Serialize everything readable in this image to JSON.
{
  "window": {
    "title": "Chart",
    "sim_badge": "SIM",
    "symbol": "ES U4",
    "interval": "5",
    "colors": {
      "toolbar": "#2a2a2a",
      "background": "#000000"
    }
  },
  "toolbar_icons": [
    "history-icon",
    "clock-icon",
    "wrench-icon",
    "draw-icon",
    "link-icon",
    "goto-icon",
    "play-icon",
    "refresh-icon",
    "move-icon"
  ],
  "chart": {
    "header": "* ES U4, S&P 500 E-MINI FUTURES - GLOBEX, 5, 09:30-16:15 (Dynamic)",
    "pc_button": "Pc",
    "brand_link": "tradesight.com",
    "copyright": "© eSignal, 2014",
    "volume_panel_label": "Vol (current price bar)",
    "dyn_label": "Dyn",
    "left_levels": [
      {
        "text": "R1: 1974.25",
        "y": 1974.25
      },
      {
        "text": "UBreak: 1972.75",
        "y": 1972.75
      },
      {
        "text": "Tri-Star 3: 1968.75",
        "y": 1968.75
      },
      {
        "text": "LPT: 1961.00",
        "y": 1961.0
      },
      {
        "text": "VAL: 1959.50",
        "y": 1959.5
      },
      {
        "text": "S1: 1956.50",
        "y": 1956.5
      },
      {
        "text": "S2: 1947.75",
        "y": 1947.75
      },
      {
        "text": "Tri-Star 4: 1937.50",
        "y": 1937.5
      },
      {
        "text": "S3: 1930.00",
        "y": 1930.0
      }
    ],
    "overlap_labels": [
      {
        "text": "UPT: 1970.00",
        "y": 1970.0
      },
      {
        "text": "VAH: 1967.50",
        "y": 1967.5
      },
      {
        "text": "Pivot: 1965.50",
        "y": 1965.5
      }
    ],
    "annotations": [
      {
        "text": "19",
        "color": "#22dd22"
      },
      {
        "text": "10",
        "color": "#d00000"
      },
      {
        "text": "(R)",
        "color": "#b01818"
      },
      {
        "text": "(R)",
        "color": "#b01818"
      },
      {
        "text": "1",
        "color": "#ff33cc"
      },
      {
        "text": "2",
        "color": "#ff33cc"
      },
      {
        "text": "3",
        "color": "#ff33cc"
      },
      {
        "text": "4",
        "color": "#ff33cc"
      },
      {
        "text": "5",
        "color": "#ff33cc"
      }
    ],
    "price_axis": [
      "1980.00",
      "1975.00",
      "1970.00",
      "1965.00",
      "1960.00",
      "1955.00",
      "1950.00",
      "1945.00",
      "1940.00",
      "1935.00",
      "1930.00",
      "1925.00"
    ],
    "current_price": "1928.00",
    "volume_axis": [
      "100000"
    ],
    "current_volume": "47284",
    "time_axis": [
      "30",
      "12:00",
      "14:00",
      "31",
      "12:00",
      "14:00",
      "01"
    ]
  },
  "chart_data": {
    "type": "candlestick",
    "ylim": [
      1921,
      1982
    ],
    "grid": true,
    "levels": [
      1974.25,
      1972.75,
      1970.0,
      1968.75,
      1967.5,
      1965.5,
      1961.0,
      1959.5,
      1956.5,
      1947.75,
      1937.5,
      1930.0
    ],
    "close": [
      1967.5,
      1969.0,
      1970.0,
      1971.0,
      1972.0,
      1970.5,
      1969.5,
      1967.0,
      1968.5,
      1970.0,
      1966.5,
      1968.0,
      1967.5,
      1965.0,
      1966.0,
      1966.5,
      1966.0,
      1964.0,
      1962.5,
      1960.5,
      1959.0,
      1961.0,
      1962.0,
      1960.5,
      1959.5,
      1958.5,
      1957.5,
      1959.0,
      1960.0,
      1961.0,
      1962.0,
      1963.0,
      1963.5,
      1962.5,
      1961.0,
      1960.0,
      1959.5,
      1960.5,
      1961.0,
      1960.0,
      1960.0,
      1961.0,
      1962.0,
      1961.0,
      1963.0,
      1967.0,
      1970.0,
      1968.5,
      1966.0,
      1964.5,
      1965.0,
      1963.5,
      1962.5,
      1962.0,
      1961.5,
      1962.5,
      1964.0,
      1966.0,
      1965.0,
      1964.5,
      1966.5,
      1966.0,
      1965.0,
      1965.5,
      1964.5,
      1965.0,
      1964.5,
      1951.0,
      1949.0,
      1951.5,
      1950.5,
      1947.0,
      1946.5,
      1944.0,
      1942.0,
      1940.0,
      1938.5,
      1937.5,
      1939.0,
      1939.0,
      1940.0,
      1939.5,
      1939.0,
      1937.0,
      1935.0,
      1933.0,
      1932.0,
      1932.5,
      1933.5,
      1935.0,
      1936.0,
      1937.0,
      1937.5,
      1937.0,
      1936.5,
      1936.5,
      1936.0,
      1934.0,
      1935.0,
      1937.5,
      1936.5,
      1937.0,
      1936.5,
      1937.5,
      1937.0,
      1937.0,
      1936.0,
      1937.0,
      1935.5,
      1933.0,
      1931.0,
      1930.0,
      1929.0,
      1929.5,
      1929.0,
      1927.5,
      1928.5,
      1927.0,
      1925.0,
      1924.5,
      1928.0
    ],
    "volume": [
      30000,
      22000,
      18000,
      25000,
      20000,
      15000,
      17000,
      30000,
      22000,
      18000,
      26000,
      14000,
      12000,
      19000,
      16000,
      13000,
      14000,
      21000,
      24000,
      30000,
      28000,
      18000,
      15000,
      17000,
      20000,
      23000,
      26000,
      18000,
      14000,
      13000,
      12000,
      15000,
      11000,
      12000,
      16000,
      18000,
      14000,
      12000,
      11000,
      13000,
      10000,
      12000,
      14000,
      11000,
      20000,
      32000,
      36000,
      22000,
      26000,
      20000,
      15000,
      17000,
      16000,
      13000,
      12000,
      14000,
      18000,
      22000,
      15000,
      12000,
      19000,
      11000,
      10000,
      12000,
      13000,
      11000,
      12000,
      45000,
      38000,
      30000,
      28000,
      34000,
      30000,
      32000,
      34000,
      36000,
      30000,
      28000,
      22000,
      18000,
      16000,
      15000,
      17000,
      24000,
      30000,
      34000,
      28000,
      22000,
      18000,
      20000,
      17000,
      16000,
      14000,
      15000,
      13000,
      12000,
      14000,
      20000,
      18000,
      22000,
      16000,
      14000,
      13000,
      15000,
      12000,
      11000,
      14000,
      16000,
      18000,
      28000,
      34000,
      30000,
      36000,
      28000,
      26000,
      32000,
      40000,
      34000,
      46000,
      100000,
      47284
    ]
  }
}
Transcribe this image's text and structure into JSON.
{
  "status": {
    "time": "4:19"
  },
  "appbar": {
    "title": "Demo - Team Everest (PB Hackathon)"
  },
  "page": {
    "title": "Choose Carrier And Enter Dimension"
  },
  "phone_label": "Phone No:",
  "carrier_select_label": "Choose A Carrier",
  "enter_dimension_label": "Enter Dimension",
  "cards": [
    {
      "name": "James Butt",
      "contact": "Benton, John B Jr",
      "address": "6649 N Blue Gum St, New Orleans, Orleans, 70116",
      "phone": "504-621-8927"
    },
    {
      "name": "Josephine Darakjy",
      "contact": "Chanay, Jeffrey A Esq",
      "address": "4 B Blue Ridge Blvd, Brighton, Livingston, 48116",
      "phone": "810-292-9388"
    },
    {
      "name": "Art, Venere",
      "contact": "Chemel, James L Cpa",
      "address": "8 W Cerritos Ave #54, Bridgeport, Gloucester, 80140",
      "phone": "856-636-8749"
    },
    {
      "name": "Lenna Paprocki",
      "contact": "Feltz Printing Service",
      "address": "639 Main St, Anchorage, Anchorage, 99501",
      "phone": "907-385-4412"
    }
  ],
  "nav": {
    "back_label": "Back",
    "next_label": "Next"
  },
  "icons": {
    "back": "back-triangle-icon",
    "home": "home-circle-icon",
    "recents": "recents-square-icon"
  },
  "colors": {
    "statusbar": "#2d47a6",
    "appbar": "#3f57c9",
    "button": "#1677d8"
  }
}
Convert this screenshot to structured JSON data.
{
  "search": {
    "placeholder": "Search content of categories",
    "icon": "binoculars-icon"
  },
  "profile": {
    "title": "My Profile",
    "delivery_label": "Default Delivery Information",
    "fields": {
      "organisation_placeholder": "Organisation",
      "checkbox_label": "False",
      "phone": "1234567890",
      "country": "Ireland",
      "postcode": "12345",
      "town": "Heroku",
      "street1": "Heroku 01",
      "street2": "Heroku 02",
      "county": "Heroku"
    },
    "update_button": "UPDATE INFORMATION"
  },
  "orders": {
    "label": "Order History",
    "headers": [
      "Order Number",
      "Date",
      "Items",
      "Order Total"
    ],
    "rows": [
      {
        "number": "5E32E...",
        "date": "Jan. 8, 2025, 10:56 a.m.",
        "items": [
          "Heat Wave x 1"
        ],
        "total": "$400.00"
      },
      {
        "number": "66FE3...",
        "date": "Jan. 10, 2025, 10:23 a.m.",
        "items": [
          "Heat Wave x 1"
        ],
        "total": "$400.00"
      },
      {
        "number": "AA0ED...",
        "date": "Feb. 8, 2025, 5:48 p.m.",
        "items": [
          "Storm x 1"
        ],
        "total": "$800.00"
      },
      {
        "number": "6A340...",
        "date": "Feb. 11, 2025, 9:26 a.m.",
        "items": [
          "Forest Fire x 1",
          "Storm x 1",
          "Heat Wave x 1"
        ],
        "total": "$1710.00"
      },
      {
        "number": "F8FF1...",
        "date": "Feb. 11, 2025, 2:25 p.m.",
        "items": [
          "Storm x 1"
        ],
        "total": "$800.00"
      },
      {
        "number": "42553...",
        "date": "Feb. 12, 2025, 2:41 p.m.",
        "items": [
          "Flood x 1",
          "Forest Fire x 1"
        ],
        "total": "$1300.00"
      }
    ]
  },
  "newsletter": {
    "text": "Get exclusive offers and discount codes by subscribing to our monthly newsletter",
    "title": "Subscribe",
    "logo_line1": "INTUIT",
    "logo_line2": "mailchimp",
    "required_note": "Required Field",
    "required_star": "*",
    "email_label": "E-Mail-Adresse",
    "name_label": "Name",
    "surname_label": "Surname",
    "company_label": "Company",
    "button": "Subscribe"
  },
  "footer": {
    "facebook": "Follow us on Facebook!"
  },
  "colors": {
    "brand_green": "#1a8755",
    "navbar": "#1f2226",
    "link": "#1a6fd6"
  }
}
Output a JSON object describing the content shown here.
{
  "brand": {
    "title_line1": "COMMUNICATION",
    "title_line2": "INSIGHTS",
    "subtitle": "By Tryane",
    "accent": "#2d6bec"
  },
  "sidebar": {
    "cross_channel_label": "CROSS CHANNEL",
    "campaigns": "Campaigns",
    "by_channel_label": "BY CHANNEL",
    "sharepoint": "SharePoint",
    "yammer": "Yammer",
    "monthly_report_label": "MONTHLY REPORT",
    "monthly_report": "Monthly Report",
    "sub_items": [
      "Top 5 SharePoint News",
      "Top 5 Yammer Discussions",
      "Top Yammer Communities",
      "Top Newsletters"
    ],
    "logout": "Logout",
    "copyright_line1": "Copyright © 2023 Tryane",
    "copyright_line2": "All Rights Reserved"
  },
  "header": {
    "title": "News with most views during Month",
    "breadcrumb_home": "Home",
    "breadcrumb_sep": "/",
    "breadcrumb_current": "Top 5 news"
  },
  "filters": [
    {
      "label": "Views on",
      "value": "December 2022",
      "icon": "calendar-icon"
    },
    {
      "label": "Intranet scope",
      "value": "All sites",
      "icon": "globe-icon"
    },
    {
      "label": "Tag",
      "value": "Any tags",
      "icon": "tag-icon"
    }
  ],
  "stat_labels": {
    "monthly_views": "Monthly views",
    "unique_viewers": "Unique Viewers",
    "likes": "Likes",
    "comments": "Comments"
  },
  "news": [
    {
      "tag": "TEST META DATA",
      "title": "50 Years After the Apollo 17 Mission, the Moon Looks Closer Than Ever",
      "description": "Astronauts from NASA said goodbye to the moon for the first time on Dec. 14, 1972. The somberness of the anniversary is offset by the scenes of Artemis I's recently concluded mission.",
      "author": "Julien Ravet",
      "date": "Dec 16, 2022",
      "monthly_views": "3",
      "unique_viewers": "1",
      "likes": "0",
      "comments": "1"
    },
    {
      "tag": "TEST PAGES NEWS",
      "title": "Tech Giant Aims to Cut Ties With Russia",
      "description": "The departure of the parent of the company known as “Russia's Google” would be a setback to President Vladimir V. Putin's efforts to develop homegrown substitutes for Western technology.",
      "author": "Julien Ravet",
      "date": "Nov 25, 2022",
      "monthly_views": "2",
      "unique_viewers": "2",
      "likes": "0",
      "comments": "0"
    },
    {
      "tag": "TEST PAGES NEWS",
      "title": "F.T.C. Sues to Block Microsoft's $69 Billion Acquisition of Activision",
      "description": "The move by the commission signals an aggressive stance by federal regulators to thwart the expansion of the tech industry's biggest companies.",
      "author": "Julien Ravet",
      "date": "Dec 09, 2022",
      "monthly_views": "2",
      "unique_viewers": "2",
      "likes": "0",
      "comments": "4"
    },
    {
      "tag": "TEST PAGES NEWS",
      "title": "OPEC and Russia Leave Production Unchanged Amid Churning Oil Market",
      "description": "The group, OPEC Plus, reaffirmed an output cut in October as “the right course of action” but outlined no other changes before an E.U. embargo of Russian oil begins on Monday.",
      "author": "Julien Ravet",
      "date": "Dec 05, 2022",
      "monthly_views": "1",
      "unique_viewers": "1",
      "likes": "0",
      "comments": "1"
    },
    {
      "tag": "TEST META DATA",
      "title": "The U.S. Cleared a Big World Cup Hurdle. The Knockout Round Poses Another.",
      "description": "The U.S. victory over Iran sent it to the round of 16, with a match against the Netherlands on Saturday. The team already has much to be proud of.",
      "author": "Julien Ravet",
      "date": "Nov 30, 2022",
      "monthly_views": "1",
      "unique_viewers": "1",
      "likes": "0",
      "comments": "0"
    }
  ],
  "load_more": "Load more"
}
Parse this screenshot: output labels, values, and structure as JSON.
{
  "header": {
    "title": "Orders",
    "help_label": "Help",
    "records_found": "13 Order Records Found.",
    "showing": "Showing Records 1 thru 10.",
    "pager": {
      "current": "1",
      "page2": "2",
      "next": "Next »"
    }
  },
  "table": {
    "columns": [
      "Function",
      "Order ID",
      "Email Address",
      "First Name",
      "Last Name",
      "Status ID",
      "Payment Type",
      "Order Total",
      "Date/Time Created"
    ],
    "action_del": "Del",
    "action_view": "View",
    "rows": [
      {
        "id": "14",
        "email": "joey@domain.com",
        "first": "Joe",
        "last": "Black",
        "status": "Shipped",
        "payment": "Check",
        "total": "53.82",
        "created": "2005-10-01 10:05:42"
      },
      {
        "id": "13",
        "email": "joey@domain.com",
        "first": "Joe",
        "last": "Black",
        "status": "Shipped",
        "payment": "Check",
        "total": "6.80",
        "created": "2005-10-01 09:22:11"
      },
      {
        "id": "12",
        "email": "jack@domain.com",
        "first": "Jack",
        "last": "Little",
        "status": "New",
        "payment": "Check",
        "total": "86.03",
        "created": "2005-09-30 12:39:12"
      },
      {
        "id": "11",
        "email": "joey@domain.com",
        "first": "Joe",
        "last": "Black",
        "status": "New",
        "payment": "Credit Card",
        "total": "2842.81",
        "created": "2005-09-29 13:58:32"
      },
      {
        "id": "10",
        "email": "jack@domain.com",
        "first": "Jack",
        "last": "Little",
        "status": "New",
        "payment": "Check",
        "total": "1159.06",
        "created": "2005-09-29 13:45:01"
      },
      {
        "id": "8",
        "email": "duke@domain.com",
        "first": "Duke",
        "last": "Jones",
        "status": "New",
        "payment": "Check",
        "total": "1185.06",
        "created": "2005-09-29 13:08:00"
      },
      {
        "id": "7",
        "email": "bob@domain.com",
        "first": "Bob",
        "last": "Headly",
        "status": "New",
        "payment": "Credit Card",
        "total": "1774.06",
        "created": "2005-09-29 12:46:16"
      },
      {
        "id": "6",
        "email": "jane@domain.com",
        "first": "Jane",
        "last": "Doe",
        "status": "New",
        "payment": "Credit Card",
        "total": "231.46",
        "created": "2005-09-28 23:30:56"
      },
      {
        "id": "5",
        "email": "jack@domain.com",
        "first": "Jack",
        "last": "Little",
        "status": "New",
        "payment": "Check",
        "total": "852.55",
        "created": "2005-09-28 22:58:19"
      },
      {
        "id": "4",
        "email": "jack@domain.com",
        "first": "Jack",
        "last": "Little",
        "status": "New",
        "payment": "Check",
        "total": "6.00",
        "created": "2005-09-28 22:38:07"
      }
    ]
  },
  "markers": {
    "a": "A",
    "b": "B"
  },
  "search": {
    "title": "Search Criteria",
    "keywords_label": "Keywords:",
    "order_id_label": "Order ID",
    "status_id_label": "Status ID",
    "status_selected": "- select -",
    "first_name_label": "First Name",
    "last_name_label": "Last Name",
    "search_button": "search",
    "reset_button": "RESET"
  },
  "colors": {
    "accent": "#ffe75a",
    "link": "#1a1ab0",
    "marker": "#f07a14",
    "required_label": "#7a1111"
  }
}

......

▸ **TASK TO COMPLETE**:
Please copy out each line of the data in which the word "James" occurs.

▸ **EXERCISE RESPONSE**:
      "name": "James Butt",
      "contact": "Chemel, James L Cpa",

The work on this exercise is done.